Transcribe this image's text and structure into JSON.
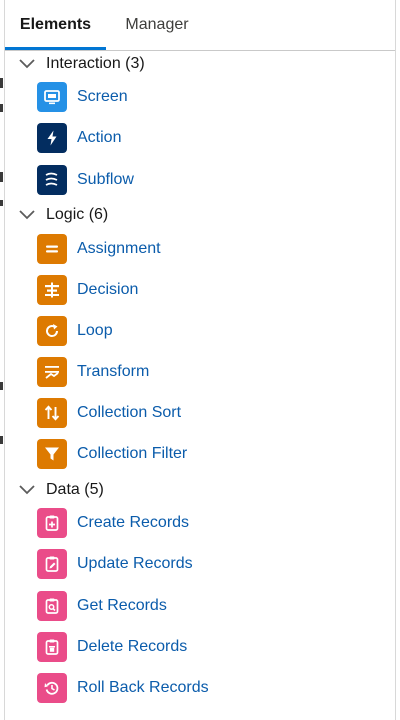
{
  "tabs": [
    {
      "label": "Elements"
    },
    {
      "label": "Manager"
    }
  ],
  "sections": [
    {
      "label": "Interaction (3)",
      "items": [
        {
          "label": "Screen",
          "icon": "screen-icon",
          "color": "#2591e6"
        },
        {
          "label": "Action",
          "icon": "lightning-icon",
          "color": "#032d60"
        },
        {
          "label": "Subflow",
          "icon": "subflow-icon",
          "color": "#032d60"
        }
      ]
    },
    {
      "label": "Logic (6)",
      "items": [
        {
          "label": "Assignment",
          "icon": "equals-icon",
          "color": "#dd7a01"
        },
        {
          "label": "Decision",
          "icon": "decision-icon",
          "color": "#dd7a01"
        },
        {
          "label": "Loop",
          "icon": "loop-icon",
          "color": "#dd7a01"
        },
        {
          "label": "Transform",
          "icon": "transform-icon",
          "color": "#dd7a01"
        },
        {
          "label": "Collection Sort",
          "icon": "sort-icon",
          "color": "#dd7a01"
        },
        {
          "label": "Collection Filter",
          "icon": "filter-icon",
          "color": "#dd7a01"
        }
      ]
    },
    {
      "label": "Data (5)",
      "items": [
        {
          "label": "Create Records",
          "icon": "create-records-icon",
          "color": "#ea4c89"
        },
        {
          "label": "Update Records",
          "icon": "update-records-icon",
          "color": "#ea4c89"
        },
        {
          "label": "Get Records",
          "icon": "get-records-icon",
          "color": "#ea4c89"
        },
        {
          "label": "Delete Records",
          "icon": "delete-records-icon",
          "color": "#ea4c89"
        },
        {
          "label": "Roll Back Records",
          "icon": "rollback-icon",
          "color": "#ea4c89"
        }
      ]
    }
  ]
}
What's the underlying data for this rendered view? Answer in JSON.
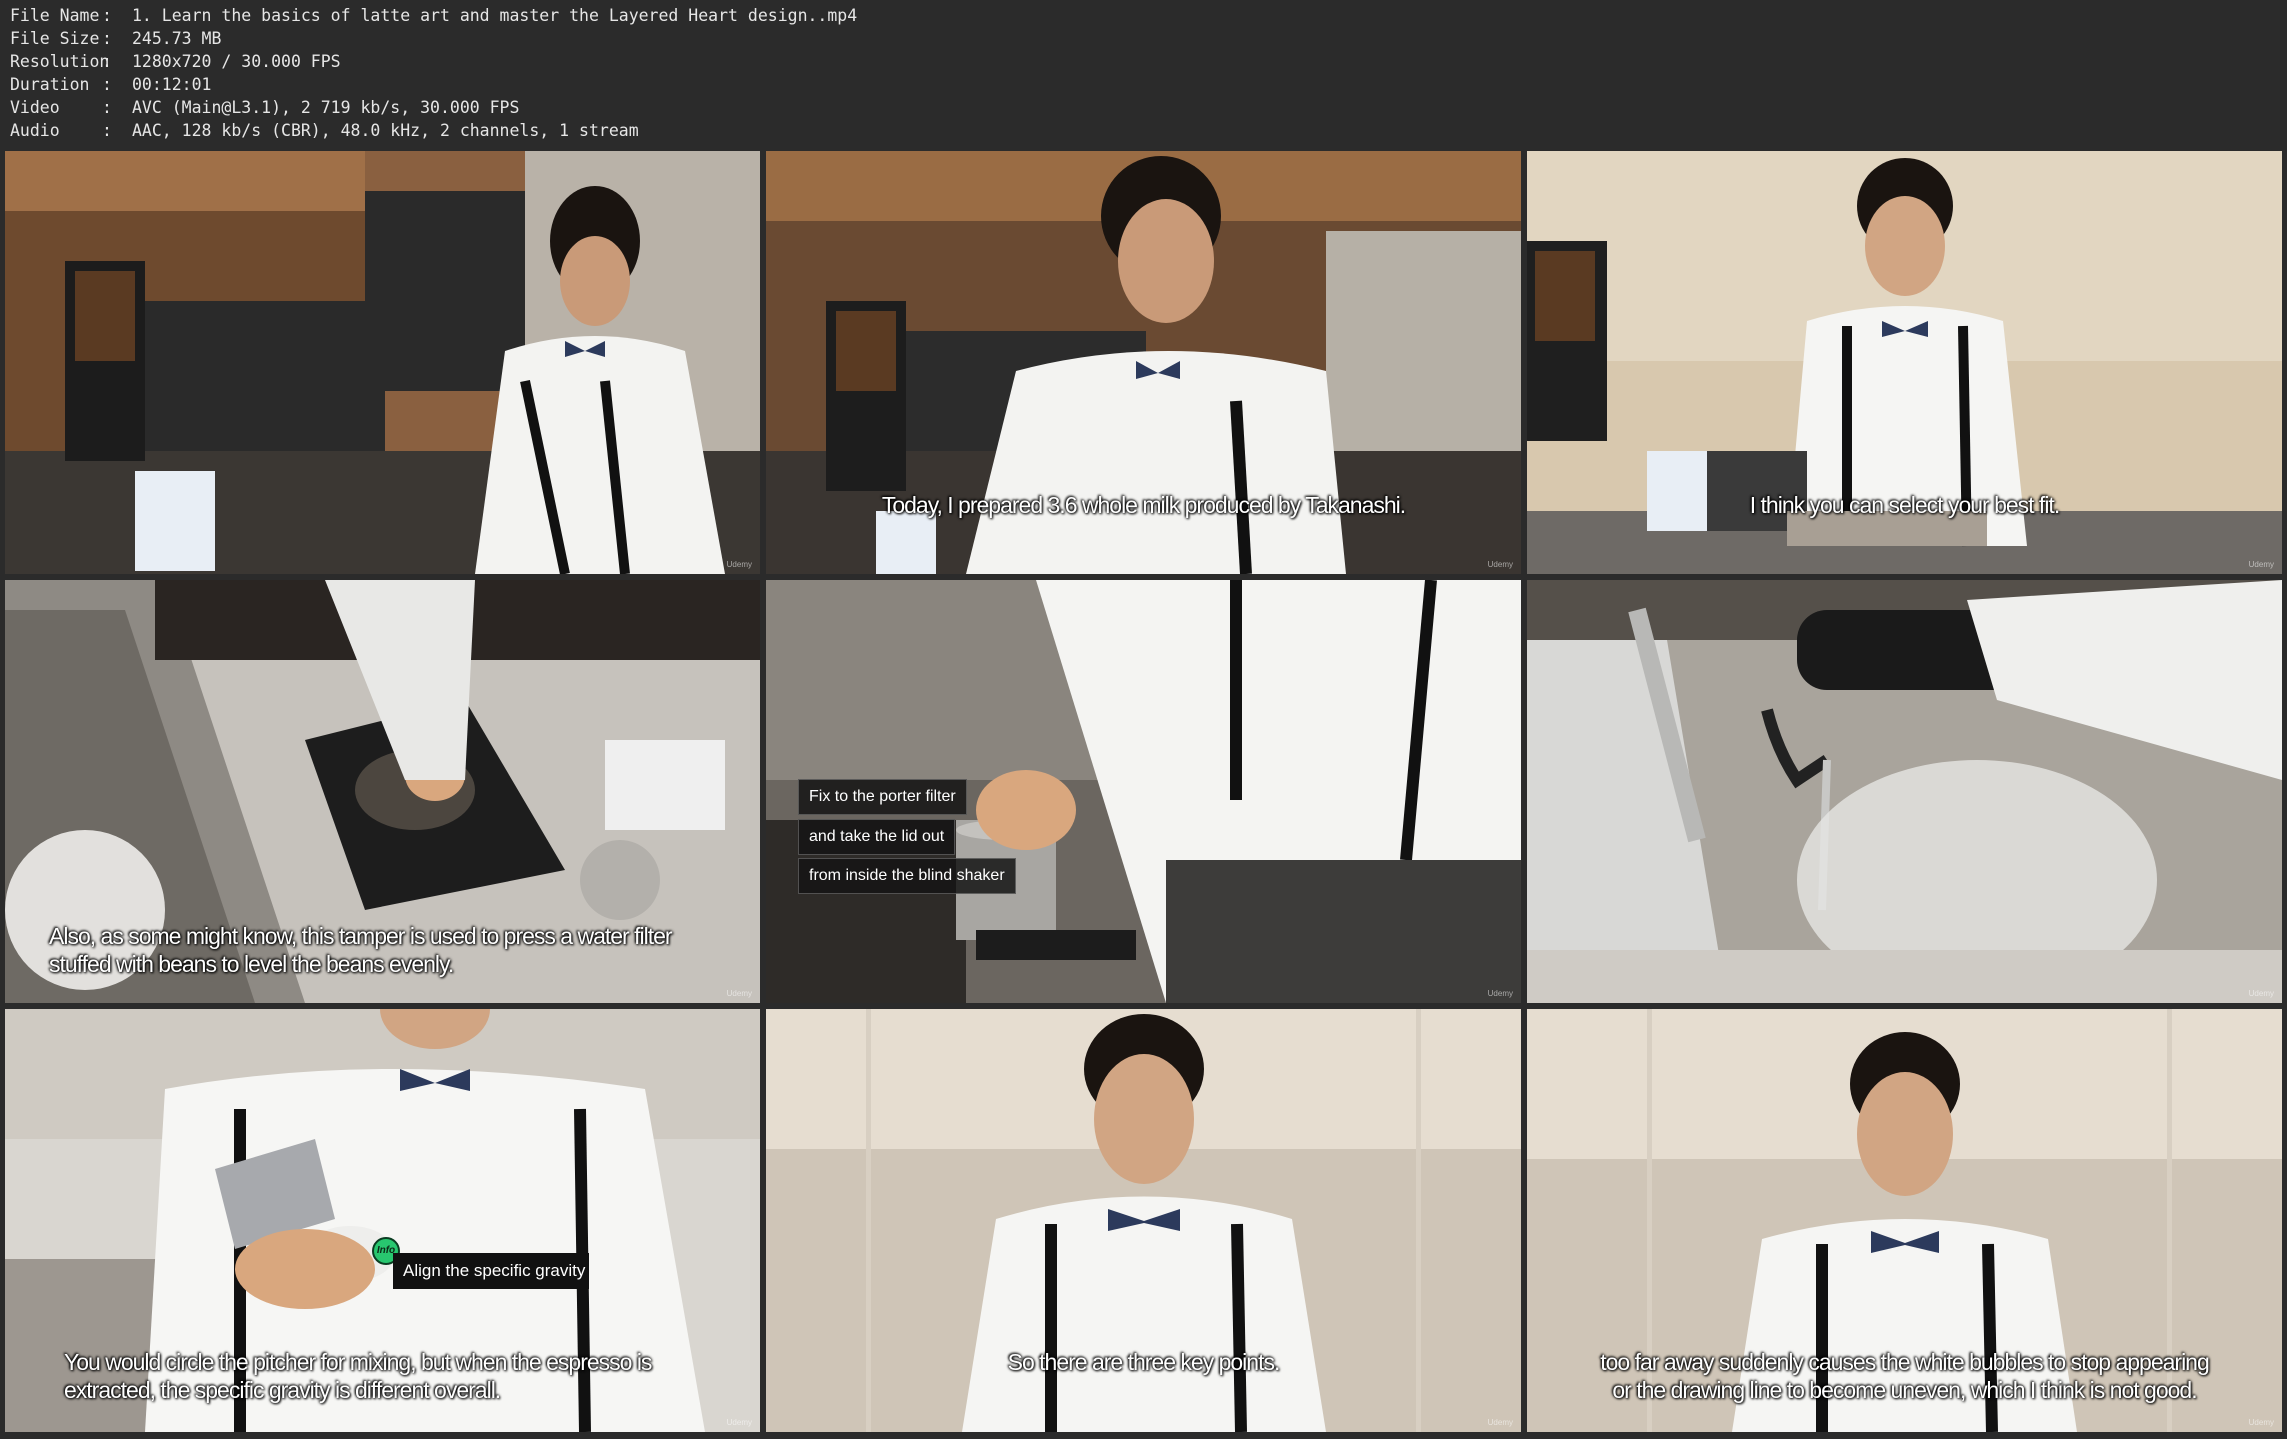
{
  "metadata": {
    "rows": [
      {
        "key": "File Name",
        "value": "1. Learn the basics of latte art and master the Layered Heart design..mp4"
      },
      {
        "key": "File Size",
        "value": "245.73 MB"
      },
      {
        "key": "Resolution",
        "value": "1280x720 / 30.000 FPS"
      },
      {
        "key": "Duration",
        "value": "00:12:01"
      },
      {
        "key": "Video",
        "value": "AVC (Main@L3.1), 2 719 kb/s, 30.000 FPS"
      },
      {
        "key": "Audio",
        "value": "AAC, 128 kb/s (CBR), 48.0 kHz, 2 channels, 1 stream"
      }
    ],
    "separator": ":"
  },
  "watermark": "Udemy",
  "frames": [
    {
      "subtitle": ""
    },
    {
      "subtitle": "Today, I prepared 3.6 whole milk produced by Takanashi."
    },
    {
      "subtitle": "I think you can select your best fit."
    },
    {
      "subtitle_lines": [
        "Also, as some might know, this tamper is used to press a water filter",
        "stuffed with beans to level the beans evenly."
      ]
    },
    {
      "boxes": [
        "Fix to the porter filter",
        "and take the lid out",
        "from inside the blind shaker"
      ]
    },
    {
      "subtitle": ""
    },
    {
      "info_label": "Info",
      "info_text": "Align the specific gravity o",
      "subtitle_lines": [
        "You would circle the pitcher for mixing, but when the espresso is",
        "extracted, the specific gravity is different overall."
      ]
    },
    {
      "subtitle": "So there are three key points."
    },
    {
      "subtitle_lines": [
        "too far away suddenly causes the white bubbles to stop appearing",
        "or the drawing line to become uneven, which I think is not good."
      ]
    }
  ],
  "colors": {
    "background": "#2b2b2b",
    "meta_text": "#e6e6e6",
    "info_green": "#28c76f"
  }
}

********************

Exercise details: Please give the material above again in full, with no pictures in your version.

Answer box:
Transcribe this image's text and structure into JSON.
{
  "tabs": [
    {
      "label": "Elements"
    },
    {
      "label": "Manager"
    }
  ],
  "sections": [
    {
      "label": "Interaction (3)",
      "items": [
        {
          "label": "Screen",
          "icon": "screen-icon",
          "color": "#2591e6"
        },
        {
          "label": "Action",
          "icon": "lightning-icon",
          "color": "#032d60"
        },
        {
          "label": "Subflow",
          "icon": "subflow-icon",
          "color": "#032d60"
        }
      ]
    },
    {
      "label": "Logic (6)",
      "items": [
        {
          "label": "Assignment",
          "icon": "equals-icon",
          "color": "#dd7a01"
        },
        {
          "label": "Decision",
          "icon": "decision-icon",
          "color": "#dd7a01"
        },
        {
          "label": "Loop",
          "icon": "loop-icon",
          "color": "#dd7a01"
        },
        {
          "label": "Transform",
          "icon": "transform-icon",
          "color": "#dd7a01"
        },
        {
          "label": "Collection Sort",
          "icon": "sort-icon",
          "color": "#dd7a01"
        },
        {
          "label": "Collection Filter",
          "icon": "filter-icon",
          "color": "#dd7a01"
        }
      ]
    },
    {
      "label": "Data (5)",
      "items": [
        {
          "label": "Create Records",
          "icon": "create-records-icon",
          "color": "#ea4c89"
        },
        {
          "label": "Update Records",
          "icon": "update-records-icon",
          "color": "#ea4c89"
        },
        {
          "label": "Get Records",
          "icon": "get-records-icon",
          "color": "#ea4c89"
        },
        {
          "label": "Delete Records",
          "icon": "delete-records-icon",
          "color": "#ea4c89"
        },
        {
          "label": "Roll Back Records",
          "icon": "rollback-icon",
          "color": "#ea4c89"
        }
      ]
    }
  ]
}
What's the underlying data for this rendered view? Answer in JSON.
{
  "metadata": {
    "rows": [
      {
        "key": "File Name",
        "value": "1. Learn the basics of latte art and master the Layered Heart design..mp4"
      },
      {
        "key": "File Size",
        "value": "245.73 MB"
      },
      {
        "key": "Resolution",
        "value": "1280x720 / 30.000 FPS"
      },
      {
        "key": "Duration",
        "value": "00:12:01"
      },
      {
        "key": "Video",
        "value": "AVC (Main@L3.1), 2 719 kb/s, 30.000 FPS"
      },
      {
        "key": "Audio",
        "value": "AAC, 128 kb/s (CBR), 48.0 kHz, 2 channels, 1 stream"
      }
    ],
    "separator": ":"
  },
  "watermark": "Udemy",
  "frames": [
    {
      "subtitle": ""
    },
    {
      "subtitle": "Today, I prepared 3.6 whole milk produced by Takanashi."
    },
    {
      "subtitle": "I think you can select your best fit."
    },
    {
      "subtitle_lines": [
        "Also, as some might know, this tamper is used to press a water filter",
        "stuffed with beans to level the beans evenly."
      ]
    },
    {
      "boxes": [
        "Fix to the porter filter",
        "and take the lid out",
        "from inside the blind shaker"
      ]
    },
    {
      "subtitle": ""
    },
    {
      "info_label": "Info",
      "info_text": "Align the specific gravity o",
      "subtitle_lines": [
        "You would circle the pitcher for mixing, but when the espresso is",
        "extracted, the specific gravity is different overall."
      ]
    },
    {
      "subtitle": "So there are three key points."
    },
    {
      "subtitle_lines": [
        "too far away suddenly causes the white bubbles to stop appearing",
        "or the drawing line to become uneven, which I think is not good."
      ]
    }
  ],
  "colors": {
    "background": "#2b2b2b",
    "meta_text": "#e6e6e6",
    "info_green": "#28c76f"
  }
}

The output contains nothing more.